EXERCISE DETAILS:
Each line of data below is to be returned exactly, leaving out any picture.

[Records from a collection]
--------------------------------

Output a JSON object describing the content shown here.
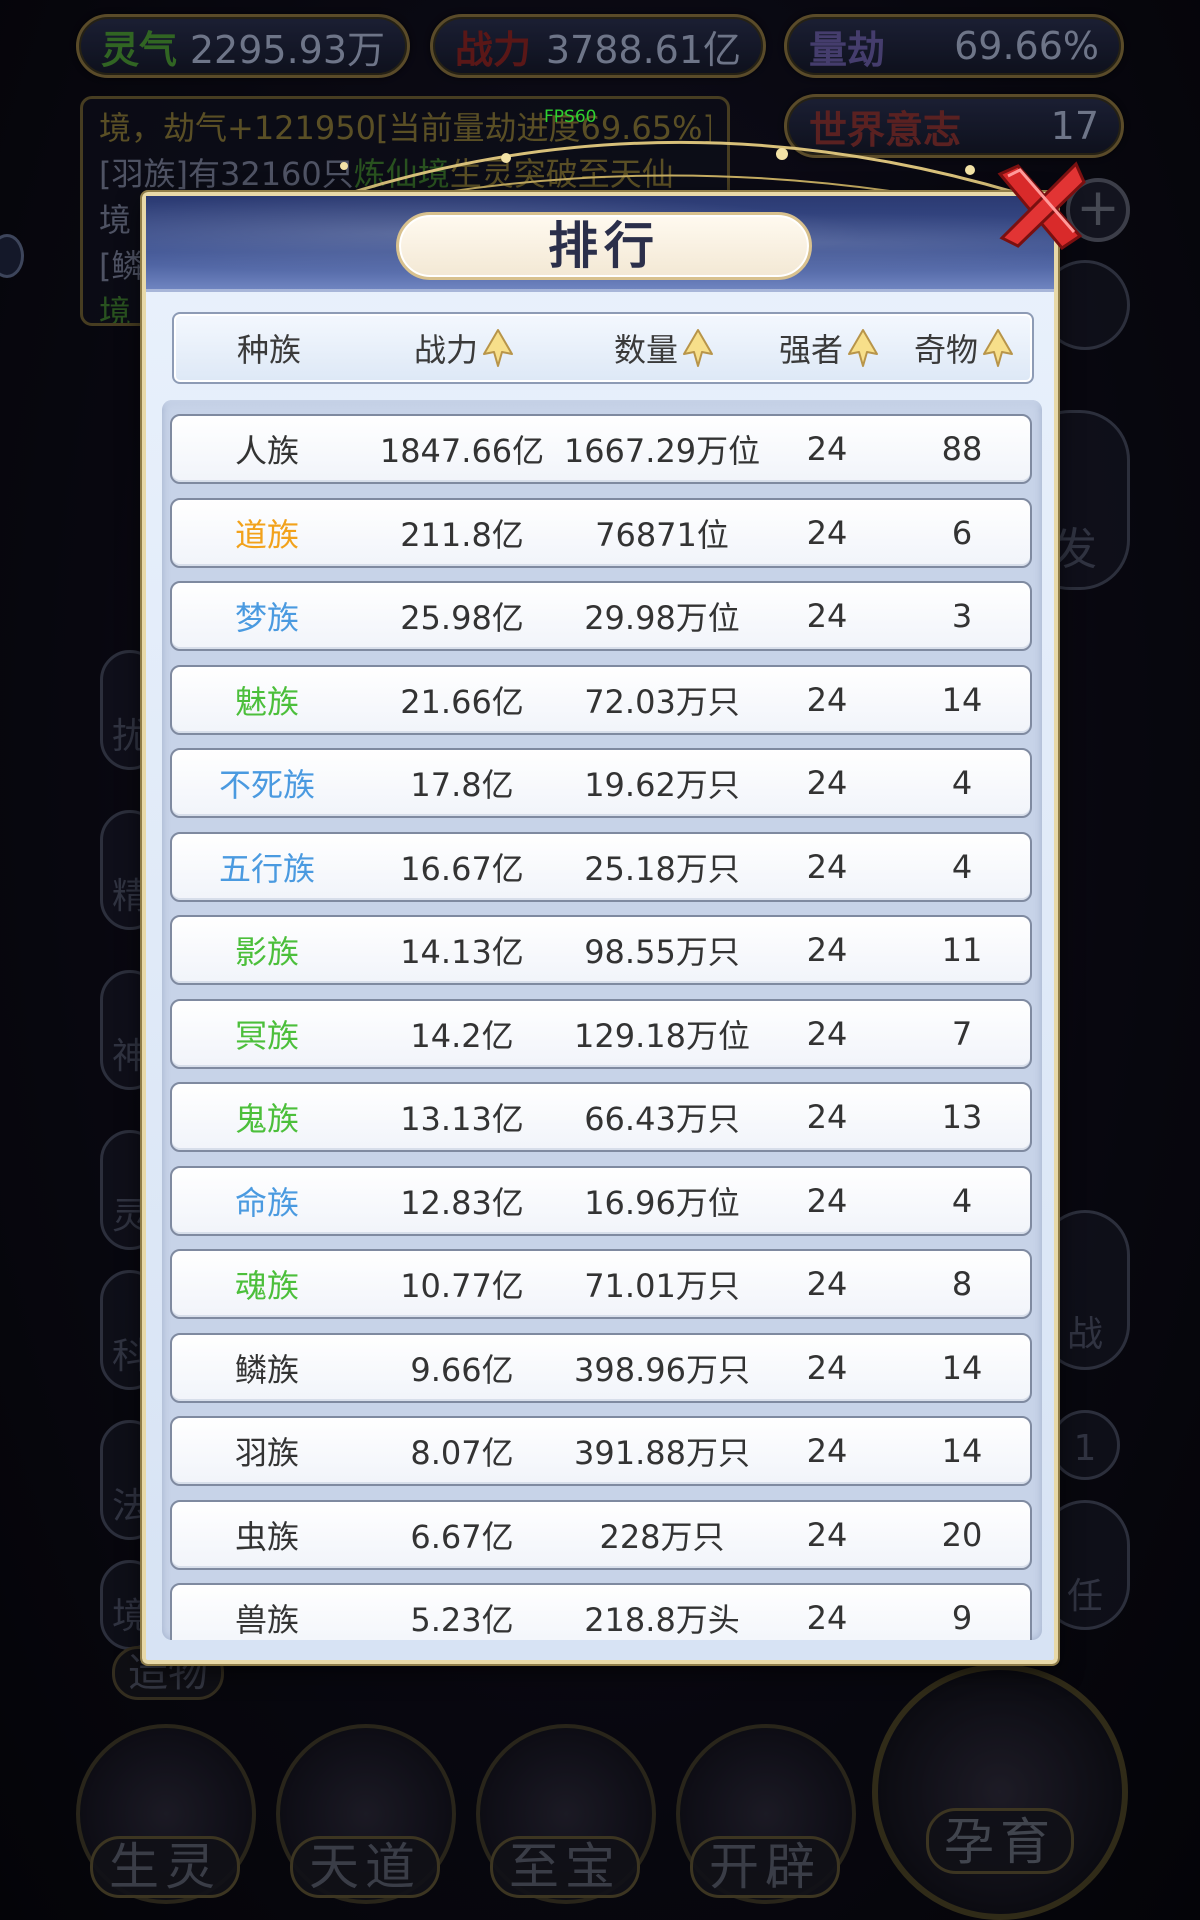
{
  "hud": {
    "lingqi_label": "灵气",
    "lingqi_value": "2295.93万",
    "zhanli_label": "战力",
    "zhanli_value": "3788.61亿",
    "liangjie_label": "量劫",
    "liangjie_value": "69.66%",
    "shijie_label": "世界意志",
    "shijie_value": "17"
  },
  "fps": "FPS60",
  "log": {
    "line1": "境，劫气+121950[当前量劫进度69.65%]",
    "line2_a": "[羽族]有32160只",
    "line2_b": "炼仙境",
    "line2_c": "生灵突破至天仙",
    "line3": "境",
    "line4": "[鳞",
    "line5": "境"
  },
  "side_tags": {
    "right_fa": "发",
    "right_zhan": "战",
    "right_one": "1",
    "right_ren": "任",
    "left_ba": "扰",
    "left_jing": "精",
    "left_shen": "神",
    "left_ling": "灵",
    "left_ke": "科",
    "left_fa": "法",
    "left_jing2": "境",
    "zaowu": "造物"
  },
  "bottom_nav": {
    "shengling": "生灵",
    "tiandao": "天道",
    "zhibao": "至宝",
    "kaipi": "开辟",
    "yunyu": "孕育"
  },
  "modal": {
    "title": "排行",
    "close_label": "关闭",
    "columns": {
      "race": "种族",
      "power": "战力",
      "count": "数量",
      "strong": "强者",
      "treasure": "奇物"
    },
    "colors": {
      "white": "#333333",
      "orange": "#f2a21b",
      "blue": "#4a9ae0",
      "green": "#4cbf3b"
    },
    "rows": [
      {
        "race": "人族",
        "power": "1847.66亿",
        "count": "1667.29万位",
        "strong": "24",
        "treasure": "88",
        "color": "#333333"
      },
      {
        "race": "道族",
        "power": "211.8亿",
        "count": "76871位",
        "strong": "24",
        "treasure": "6",
        "color": "#f2a21b"
      },
      {
        "race": "梦族",
        "power": "25.98亿",
        "count": "29.98万位",
        "strong": "24",
        "treasure": "3",
        "color": "#4a9ae0"
      },
      {
        "race": "魅族",
        "power": "21.66亿",
        "count": "72.03万只",
        "strong": "24",
        "treasure": "14",
        "color": "#4cbf3b"
      },
      {
        "race": "不死族",
        "power": "17.8亿",
        "count": "19.62万只",
        "strong": "24",
        "treasure": "4",
        "color": "#4a9ae0"
      },
      {
        "race": "五行族",
        "power": "16.67亿",
        "count": "25.18万只",
        "strong": "24",
        "treasure": "4",
        "color": "#4a9ae0"
      },
      {
        "race": "影族",
        "power": "14.13亿",
        "count": "98.55万只",
        "strong": "24",
        "treasure": "11",
        "color": "#4cbf3b"
      },
      {
        "race": "冥族",
        "power": "14.2亿",
        "count": "129.18万位",
        "strong": "24",
        "treasure": "7",
        "color": "#4cbf3b"
      },
      {
        "race": "鬼族",
        "power": "13.13亿",
        "count": "66.43万只",
        "strong": "24",
        "treasure": "13",
        "color": "#4cbf3b"
      },
      {
        "race": "命族",
        "power": "12.83亿",
        "count": "16.96万位",
        "strong": "24",
        "treasure": "4",
        "color": "#4a9ae0"
      },
      {
        "race": "魂族",
        "power": "10.77亿",
        "count": "71.01万只",
        "strong": "24",
        "treasure": "8",
        "color": "#4cbf3b"
      },
      {
        "race": "鳞族",
        "power": "9.66亿",
        "count": "398.96万只",
        "strong": "24",
        "treasure": "14",
        "color": "#333333"
      },
      {
        "race": "羽族",
        "power": "8.07亿",
        "count": "391.88万只",
        "strong": "24",
        "treasure": "14",
        "color": "#333333"
      },
      {
        "race": "虫族",
        "power": "6.67亿",
        "count": "228万只",
        "strong": "24",
        "treasure": "20",
        "color": "#333333"
      },
      {
        "race": "兽族",
        "power": "5.23亿",
        "count": "218.8万头",
        "strong": "24",
        "treasure": "9",
        "color": "#333333"
      }
    ]
  }
}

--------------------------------

ANSWER:
Output a JSON object describing the content shown here.
{
  "hud": {
    "lingqi_label": "灵气",
    "lingqi_value": "2295.93万",
    "zhanli_label": "战力",
    "zhanli_value": "3788.61亿",
    "liangjie_label": "量劫",
    "liangjie_value": "69.66%",
    "shijie_label": "世界意志",
    "shijie_value": "17"
  },
  "fps": "FPS60",
  "log": {
    "line1": "境，劫气+121950[当前量劫进度69.65%]",
    "line2_a": "[羽族]有32160只",
    "line2_b": "炼仙境",
    "line2_c": "生灵突破至天仙",
    "line3": "境",
    "line4": "[鳞",
    "line5": "境"
  },
  "side_tags": {
    "right_fa": "发",
    "right_zhan": "战",
    "right_one": "1",
    "right_ren": "任",
    "left_ba": "扰",
    "left_jing": "精",
    "left_shen": "神",
    "left_ling": "灵",
    "left_ke": "科",
    "left_fa": "法",
    "left_jing2": "境",
    "zaowu": "造物"
  },
  "bottom_nav": {
    "shengling": "生灵",
    "tiandao": "天道",
    "zhibao": "至宝",
    "kaipi": "开辟",
    "yunyu": "孕育"
  },
  "modal": {
    "title": "排行",
    "close_label": "关闭",
    "columns": {
      "race": "种族",
      "power": "战力",
      "count": "数量",
      "strong": "强者",
      "treasure": "奇物"
    },
    "colors": {
      "white": "#333333",
      "orange": "#f2a21b",
      "blue": "#4a9ae0",
      "green": "#4cbf3b"
    },
    "rows": [
      {
        "race": "人族",
        "power": "1847.66亿",
        "count": "1667.29万位",
        "strong": "24",
        "treasure": "88",
        "color": "#333333"
      },
      {
        "race": "道族",
        "power": "211.8亿",
        "count": "76871位",
        "strong": "24",
        "treasure": "6",
        "color": "#f2a21b"
      },
      {
        "race": "梦族",
        "power": "25.98亿",
        "count": "29.98万位",
        "strong": "24",
        "treasure": "3",
        "color": "#4a9ae0"
      },
      {
        "race": "魅族",
        "power": "21.66亿",
        "count": "72.03万只",
        "strong": "24",
        "treasure": "14",
        "color": "#4cbf3b"
      },
      {
        "race": "不死族",
        "power": "17.8亿",
        "count": "19.62万只",
        "strong": "24",
        "treasure": "4",
        "color": "#4a9ae0"
      },
      {
        "race": "五行族",
        "power": "16.67亿",
        "count": "25.18万只",
        "strong": "24",
        "treasure": "4",
        "color": "#4a9ae0"
      },
      {
        "race": "影族",
        "power": "14.13亿",
        "count": "98.55万只",
        "strong": "24",
        "treasure": "11",
        "color": "#4cbf3b"
      },
      {
        "race": "冥族",
        "power": "14.2亿",
        "count": "129.18万位",
        "strong": "24",
        "treasure": "7",
        "color": "#4cbf3b"
      },
      {
        "race": "鬼族",
        "power": "13.13亿",
        "count": "66.43万只",
        "strong": "24",
        "treasure": "13",
        "color": "#4cbf3b"
      },
      {
        "race": "命族",
        "power": "12.83亿",
        "count": "16.96万位",
        "strong": "24",
        "treasure": "4",
        "color": "#4a9ae0"
      },
      {
        "race": "魂族",
        "power": "10.77亿",
        "count": "71.01万只",
        "strong": "24",
        "treasure": "8",
        "color": "#4cbf3b"
      },
      {
        "race": "鳞族",
        "power": "9.66亿",
        "count": "398.96万只",
        "strong": "24",
        "treasure": "14",
        "color": "#333333"
      },
      {
        "race": "羽族",
        "power": "8.07亿",
        "count": "391.88万只",
        "strong": "24",
        "treasure": "14",
        "color": "#333333"
      },
      {
        "race": "虫族",
        "power": "6.67亿",
        "count": "228万只",
        "strong": "24",
        "treasure": "20",
        "color": "#333333"
      },
      {
        "race": "兽族",
        "power": "5.23亿",
        "count": "218.8万头",
        "strong": "24",
        "treasure": "9",
        "color": "#333333"
      }
    ]
  }
}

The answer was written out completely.